**Data shown**
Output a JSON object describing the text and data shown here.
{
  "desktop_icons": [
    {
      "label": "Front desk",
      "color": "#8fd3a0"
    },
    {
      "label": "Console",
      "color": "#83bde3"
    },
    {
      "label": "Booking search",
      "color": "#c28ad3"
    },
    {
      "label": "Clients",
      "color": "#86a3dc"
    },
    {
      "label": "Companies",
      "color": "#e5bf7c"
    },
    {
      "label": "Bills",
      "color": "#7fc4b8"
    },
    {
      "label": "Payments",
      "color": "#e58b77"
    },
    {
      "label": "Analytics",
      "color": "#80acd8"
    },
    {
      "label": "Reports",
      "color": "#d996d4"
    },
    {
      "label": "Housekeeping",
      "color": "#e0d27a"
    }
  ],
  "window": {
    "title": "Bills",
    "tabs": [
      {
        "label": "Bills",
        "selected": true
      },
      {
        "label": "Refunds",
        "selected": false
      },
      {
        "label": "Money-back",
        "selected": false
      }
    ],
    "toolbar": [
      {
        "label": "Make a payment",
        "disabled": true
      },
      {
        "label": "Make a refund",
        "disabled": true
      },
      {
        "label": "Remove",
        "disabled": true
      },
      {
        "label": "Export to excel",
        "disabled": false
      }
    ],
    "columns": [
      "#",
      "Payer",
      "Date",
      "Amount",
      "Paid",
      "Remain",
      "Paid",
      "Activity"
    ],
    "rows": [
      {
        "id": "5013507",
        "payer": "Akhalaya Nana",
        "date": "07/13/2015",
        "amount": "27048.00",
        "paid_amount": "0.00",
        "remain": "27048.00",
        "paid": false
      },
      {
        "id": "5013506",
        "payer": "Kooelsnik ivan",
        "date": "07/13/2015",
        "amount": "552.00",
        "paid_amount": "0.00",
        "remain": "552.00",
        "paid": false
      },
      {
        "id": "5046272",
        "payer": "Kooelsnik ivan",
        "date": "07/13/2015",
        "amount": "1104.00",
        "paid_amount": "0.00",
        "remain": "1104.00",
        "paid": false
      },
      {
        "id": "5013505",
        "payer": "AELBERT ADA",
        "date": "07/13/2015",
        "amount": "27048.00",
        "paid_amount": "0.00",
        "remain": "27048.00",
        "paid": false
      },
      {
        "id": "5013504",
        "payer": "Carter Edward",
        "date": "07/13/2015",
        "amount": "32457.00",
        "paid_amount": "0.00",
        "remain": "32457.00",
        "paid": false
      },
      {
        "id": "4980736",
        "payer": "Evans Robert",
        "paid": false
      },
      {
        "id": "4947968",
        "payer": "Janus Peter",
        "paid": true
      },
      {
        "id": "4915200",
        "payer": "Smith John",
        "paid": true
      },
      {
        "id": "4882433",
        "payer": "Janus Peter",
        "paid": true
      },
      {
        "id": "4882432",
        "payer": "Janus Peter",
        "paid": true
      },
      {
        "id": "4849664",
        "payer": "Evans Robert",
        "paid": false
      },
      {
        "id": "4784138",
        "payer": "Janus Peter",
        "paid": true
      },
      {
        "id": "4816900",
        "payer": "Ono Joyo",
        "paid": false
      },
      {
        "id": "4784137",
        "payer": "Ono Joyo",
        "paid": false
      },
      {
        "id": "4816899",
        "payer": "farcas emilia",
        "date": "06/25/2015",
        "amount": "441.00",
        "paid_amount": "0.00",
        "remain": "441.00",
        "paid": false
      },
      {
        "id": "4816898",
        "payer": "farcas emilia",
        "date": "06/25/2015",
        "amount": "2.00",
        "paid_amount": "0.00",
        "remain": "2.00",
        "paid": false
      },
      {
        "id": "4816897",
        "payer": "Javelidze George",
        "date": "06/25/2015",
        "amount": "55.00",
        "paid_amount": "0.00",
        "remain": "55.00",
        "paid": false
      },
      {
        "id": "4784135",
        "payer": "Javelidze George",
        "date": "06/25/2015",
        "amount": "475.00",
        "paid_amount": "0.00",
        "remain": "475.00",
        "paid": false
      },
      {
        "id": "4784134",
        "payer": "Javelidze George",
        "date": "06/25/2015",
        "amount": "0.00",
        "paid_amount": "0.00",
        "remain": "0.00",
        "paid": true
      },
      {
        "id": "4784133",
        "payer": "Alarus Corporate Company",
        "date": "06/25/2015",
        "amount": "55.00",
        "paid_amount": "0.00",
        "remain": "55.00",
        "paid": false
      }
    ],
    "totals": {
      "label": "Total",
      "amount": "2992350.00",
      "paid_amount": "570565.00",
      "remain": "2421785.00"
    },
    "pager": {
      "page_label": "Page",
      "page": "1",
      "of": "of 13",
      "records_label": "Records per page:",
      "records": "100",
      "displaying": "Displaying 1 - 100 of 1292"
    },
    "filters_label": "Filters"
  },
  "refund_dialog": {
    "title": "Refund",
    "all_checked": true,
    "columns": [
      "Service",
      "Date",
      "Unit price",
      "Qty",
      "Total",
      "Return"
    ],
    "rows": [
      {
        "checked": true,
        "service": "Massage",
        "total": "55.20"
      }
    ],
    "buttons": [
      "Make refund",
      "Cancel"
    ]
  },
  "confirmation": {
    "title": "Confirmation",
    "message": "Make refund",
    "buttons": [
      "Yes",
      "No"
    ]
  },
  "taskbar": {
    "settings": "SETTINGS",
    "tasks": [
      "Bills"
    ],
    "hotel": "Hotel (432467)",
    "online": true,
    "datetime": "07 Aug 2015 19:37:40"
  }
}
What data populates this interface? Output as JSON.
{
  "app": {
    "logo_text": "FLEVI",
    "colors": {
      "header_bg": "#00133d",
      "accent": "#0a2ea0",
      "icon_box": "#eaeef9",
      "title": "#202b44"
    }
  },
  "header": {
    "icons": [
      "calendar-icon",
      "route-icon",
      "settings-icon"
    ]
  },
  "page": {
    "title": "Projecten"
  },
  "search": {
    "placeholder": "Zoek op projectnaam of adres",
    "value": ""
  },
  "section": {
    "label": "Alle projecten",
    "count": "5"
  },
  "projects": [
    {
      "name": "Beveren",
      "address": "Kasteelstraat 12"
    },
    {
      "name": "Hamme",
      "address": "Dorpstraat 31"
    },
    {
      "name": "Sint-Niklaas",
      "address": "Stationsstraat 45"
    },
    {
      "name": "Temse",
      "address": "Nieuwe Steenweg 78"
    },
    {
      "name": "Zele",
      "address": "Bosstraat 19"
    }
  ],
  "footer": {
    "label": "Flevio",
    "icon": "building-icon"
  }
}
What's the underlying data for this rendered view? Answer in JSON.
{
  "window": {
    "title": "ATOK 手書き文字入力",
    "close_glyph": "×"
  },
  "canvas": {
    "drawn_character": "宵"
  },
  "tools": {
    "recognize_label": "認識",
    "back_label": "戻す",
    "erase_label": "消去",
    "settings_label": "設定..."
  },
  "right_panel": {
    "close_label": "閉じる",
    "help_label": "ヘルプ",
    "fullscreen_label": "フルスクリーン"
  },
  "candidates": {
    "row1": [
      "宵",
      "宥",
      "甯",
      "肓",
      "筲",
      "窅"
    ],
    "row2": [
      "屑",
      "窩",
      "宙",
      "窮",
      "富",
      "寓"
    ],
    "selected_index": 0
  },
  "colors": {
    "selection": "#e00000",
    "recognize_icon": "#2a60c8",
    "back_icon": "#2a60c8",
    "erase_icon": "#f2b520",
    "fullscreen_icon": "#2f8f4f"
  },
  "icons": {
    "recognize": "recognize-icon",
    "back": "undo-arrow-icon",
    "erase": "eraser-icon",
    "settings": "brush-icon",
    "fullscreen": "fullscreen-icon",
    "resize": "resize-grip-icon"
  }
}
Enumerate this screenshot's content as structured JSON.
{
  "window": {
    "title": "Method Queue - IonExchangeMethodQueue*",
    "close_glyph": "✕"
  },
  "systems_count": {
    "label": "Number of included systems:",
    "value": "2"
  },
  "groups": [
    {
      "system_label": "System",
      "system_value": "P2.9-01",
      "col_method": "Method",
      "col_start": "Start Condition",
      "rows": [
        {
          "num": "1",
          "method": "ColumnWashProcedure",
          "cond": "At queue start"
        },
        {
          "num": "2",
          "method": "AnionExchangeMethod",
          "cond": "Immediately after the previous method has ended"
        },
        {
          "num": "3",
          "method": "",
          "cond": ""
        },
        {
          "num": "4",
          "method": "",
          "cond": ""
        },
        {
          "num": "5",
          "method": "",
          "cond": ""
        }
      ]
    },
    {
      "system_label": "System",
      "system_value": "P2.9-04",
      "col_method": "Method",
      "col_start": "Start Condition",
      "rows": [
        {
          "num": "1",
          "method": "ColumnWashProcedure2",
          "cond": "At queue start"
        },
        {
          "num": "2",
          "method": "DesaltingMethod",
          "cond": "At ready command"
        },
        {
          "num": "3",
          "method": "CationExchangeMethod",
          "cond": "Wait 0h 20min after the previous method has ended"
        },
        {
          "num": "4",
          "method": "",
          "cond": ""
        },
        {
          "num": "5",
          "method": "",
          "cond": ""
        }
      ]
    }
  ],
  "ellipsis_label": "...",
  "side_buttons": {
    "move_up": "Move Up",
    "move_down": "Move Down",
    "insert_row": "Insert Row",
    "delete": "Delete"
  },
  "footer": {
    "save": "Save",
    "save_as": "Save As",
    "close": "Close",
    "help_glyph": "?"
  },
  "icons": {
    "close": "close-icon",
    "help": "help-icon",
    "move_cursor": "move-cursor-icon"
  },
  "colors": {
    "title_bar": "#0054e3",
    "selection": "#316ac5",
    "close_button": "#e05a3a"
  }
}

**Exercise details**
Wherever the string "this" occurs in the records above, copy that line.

**Written response**
What data populates this interface? Output as JSON.
What's the underlying data for this rendered view? Answer in JSON.
Enumerate this screenshot's content as structured JSON.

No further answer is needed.